Let us examine ourselves. Are we blameless and pure? Do we shine like stars in the universe? That is Paul’s hope and expectation for the Philippians. And it is also Christ’s hope and expectation for us (Matthew 5:14,16; Ephesians 5:8).
16 Not only must we “shine like stars” for other men to see, but we must also hold out8 the word of life for other men to hear. The word is Christ’s word, which gives life (John 6:63). The word is also the Gospel, which is the power of God for the salvation of everyone who believes (Romans 1:16). However, there is little use in our preaching the word of Christ to others if the light of Christ is not visible in our lives.
If the Philippians “shine like stars” and proclaim the word of life, then Paul’s labor among them will not have been in vain. He will be able to boast about the Philippians on the day of Christ (see Philippians 1:6; 1 Thessalonians 2:19-20).
17-18 The Philippians have already been offering to God their sacrifice and service (verse 17). Now, in addition to their sacrifice, Paul may have to offer his own life as a sacrifice. But he is happy to do so. He may be about to receive the death sentence. But even though he is sentenced to death, Paul can be glad and rejoice that, through his death, Jesus Christ will be glorified (Philippians 1:20). Whether Paul is sentenced to death or not, let the Philippians rejoice with him!

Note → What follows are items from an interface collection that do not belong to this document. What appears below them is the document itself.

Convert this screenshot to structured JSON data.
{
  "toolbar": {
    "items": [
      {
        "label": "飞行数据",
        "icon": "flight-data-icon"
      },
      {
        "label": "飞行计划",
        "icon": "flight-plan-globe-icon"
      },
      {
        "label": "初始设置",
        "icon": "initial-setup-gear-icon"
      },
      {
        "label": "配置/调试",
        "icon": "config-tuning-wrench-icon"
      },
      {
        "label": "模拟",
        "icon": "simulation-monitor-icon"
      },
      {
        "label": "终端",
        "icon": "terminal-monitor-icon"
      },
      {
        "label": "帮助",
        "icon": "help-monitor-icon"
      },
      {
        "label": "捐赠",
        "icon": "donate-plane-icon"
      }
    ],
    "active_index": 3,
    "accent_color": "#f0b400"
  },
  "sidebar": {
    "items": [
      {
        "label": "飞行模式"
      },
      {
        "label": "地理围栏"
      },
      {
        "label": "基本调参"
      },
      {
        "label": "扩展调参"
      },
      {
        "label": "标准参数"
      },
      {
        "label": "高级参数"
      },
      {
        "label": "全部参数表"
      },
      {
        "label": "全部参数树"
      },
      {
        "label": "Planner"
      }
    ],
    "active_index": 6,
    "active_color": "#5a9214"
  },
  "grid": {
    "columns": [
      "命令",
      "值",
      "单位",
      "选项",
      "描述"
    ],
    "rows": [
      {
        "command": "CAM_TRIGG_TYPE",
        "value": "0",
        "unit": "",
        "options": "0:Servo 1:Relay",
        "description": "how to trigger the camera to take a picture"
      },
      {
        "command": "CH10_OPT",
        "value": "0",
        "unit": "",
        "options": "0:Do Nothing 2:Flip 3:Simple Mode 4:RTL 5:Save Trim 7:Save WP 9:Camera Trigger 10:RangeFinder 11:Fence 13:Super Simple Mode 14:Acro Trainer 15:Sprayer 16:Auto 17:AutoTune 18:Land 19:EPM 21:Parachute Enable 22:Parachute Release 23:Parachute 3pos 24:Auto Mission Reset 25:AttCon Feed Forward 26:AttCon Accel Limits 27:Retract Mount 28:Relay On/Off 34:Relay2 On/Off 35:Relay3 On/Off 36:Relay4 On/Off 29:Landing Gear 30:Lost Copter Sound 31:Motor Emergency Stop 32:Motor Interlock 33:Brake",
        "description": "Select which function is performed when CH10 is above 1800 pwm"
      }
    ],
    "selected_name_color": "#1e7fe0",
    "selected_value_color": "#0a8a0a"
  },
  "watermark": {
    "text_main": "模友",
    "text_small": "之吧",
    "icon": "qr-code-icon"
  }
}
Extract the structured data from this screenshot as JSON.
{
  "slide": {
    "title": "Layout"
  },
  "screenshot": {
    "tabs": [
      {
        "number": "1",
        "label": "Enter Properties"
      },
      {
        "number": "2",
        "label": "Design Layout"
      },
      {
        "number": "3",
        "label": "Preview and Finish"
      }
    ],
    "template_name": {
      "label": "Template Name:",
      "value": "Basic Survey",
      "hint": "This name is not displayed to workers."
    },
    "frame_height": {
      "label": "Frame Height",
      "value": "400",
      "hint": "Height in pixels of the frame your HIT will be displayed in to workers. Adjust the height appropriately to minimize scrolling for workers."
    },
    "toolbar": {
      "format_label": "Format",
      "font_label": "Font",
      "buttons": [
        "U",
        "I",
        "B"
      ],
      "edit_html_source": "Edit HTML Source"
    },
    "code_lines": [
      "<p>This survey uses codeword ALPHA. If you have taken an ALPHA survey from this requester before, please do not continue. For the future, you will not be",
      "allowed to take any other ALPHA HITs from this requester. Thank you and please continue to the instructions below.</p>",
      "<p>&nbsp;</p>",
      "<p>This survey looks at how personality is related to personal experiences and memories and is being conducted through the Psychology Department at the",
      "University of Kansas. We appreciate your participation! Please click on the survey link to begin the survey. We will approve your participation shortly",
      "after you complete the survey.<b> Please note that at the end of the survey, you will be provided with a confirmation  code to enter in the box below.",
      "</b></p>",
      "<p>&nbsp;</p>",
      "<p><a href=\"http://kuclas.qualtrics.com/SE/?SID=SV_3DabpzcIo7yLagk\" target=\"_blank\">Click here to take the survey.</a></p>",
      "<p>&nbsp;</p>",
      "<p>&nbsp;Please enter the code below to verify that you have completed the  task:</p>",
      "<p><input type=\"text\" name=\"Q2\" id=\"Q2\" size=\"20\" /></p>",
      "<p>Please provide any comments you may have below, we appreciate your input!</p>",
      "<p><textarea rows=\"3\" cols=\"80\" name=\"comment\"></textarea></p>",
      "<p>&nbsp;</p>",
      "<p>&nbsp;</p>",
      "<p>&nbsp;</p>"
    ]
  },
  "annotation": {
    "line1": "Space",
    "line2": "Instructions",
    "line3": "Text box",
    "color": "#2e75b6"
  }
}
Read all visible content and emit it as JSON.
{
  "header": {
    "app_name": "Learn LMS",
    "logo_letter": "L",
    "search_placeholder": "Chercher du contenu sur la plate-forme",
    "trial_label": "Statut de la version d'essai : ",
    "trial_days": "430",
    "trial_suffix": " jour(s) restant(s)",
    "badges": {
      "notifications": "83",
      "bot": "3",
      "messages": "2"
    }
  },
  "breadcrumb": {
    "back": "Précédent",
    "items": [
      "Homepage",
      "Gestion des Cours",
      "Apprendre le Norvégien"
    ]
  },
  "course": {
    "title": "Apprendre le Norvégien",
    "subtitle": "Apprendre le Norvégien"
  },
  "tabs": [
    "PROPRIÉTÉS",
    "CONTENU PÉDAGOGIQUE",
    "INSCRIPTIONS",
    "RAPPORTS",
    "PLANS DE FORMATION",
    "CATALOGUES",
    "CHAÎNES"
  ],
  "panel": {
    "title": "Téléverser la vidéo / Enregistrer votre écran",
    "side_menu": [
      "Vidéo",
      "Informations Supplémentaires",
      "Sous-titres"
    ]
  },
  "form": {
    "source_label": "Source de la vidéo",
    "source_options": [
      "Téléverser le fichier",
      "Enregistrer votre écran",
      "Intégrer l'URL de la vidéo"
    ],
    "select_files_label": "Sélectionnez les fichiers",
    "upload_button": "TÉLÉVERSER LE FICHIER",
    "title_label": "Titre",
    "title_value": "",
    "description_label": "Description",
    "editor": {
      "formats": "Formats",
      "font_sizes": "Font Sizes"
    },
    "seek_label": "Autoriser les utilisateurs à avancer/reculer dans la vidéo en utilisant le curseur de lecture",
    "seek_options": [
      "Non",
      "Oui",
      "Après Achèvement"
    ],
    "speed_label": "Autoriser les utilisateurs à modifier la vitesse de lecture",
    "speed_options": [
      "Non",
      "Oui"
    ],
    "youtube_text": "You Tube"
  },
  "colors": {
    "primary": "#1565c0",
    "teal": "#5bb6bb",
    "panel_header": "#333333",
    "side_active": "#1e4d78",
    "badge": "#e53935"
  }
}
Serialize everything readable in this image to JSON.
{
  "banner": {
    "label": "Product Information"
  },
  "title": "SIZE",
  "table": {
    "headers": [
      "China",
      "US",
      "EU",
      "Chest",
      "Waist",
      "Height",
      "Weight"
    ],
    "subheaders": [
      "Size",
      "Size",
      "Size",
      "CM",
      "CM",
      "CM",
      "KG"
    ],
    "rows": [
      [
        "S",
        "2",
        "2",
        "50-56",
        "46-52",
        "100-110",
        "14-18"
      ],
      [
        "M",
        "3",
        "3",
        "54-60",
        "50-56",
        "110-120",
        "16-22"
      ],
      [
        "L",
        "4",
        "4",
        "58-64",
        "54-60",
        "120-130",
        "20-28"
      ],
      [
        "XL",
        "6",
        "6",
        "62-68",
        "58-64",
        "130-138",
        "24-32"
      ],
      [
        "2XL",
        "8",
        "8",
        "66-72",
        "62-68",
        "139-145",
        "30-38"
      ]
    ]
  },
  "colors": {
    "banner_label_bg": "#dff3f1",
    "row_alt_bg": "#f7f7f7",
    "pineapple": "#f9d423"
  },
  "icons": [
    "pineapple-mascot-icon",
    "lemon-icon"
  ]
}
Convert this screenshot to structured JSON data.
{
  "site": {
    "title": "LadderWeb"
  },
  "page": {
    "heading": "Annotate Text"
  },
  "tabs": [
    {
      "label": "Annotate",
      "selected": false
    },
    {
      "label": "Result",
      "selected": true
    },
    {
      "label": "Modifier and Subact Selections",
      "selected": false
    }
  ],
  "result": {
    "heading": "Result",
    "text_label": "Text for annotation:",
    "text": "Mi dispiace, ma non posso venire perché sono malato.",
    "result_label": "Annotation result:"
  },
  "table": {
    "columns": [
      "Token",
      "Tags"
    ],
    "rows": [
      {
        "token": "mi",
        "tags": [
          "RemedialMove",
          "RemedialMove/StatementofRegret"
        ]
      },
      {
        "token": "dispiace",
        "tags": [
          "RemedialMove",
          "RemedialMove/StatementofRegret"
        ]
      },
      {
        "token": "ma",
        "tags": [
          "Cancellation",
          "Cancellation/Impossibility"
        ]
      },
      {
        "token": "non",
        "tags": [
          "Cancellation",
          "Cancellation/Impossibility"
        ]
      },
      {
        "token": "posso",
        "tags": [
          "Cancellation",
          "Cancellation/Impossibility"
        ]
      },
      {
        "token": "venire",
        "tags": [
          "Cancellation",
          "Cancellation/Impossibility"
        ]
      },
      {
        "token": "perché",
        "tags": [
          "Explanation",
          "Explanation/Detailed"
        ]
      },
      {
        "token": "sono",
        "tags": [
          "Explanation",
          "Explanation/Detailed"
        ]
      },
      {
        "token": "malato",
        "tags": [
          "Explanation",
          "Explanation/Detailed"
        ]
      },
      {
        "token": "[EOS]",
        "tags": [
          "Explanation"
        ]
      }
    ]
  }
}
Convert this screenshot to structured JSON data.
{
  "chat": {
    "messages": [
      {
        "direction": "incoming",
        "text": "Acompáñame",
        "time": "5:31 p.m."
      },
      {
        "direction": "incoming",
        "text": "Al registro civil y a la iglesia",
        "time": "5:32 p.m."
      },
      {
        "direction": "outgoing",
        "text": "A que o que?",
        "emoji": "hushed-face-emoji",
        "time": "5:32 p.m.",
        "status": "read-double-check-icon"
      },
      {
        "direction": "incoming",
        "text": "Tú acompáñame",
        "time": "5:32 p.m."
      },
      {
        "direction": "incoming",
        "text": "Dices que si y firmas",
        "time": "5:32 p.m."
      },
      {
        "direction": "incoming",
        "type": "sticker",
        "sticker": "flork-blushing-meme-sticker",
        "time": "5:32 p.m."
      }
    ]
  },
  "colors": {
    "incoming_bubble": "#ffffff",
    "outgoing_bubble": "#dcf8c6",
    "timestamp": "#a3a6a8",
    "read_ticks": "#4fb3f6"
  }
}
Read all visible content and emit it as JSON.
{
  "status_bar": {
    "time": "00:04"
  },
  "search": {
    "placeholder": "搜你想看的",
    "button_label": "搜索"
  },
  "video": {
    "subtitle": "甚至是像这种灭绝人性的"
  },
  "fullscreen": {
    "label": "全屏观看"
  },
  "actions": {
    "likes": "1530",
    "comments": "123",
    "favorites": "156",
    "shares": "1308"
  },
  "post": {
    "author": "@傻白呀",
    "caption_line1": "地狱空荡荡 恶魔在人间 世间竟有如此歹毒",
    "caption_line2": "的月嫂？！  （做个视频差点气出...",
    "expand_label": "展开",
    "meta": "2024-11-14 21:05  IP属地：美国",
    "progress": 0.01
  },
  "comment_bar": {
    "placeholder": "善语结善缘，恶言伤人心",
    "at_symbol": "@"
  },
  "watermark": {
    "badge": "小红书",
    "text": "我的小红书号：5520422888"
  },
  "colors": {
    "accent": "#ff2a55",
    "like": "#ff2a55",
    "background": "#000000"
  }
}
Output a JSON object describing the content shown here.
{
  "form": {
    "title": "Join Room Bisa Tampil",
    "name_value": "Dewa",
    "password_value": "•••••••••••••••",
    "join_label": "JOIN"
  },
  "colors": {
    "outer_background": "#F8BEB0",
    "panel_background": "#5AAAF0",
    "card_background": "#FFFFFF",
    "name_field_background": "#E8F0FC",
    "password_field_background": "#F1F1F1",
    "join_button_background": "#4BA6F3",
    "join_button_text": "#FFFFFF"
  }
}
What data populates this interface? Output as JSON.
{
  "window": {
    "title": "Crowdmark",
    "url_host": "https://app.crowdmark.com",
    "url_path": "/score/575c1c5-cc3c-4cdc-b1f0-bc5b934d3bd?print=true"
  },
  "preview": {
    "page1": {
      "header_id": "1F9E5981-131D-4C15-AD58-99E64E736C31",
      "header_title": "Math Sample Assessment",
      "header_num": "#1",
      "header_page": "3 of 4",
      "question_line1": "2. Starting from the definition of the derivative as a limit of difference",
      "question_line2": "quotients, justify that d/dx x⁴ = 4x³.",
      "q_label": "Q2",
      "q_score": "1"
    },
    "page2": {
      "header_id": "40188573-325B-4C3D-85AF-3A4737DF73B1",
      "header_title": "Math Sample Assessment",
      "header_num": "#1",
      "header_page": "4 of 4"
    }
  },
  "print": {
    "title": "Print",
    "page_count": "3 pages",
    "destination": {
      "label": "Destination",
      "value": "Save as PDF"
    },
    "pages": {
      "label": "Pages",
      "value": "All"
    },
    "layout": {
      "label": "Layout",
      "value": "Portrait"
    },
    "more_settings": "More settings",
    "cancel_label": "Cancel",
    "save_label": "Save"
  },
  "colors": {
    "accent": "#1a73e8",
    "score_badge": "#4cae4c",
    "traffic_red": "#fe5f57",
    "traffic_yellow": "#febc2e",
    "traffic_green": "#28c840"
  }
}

19 Timothy helped Paul establish the church at Philippi (Acts 16:1-3). At the time Paul wrote this letter, Timothy was with him in Rome (Philippians 1:1).
Paul hopes in the Lord to send Timothy to Philippi. All Paul’s hopes are in the Lord (verse 24). But whatever the Lord wills, Paul is ready to accept (see James 4:13-16).
20-22 Why was Timothy such a valuable colleague for Paul? Because Timothy was always looking out for the interests of others, for the welfare of others. Timothy cared deeply for the Philippians. Timothy had served with Paul as a son with his father (verse 22). Notice that Paul doesn’t say here that Timothy “served” him, but rather that Timothy “served with” him. Timothy did not serve Paul; rather, together with Paul, he served Christ.
Paul writes that everyone else looks out for his own interests; that is, they selfishly seek first their own advantage in everything. Timothy was not like that. Timothy looked out for Christ’s interests first of all.
How many people like Timothy are there in our church? Whose interests do we look out for first—ours or Christ’s?
23-24 Timothy will be able to give news to the Philippians about how things go with [Paul]—that is, whether he is released or sentenced to death. Paul is confident in the Lord that he will be released and will be able to come to the Philippians himself (Philippians 1:25).
25 Epaphroditus was a Philippian, who had been sent to Rome by the church in Philippi to give help to Paul and to bring Paul a gift from the church (Philippians 4:18). Epaphroditus stayed for some time in Rome with Paul; that’s why Paul calls him my brother, fellow worker and fellow soldier.
26-28 While he was in Rome, Epaphroditus became ill. When the Philippians heard about it, they were greatly worried. After his recovery, Epaphroditus wanted to return to Philippi so that he could dispel the anxiety of the Philippians on his behalf. For the Philippians’ sakes, Paul was willing to let his helper Epaphroditus go.
29-30 All those who risk their lives for Christ deserve the respect of other Christians. It was always Paul’s custom to give honor to each servant of Christ. Paul always speaks well of all those who serve Christ faithfully.
Paul writes that Epaphroditus risked his life to make up for the help you (the Philippians) could not give me (verse 30). Paul means that since all the Philippians could not personally come to Rome to help Paul, they had sent their representative Epaphroditus to do what they could not do in person.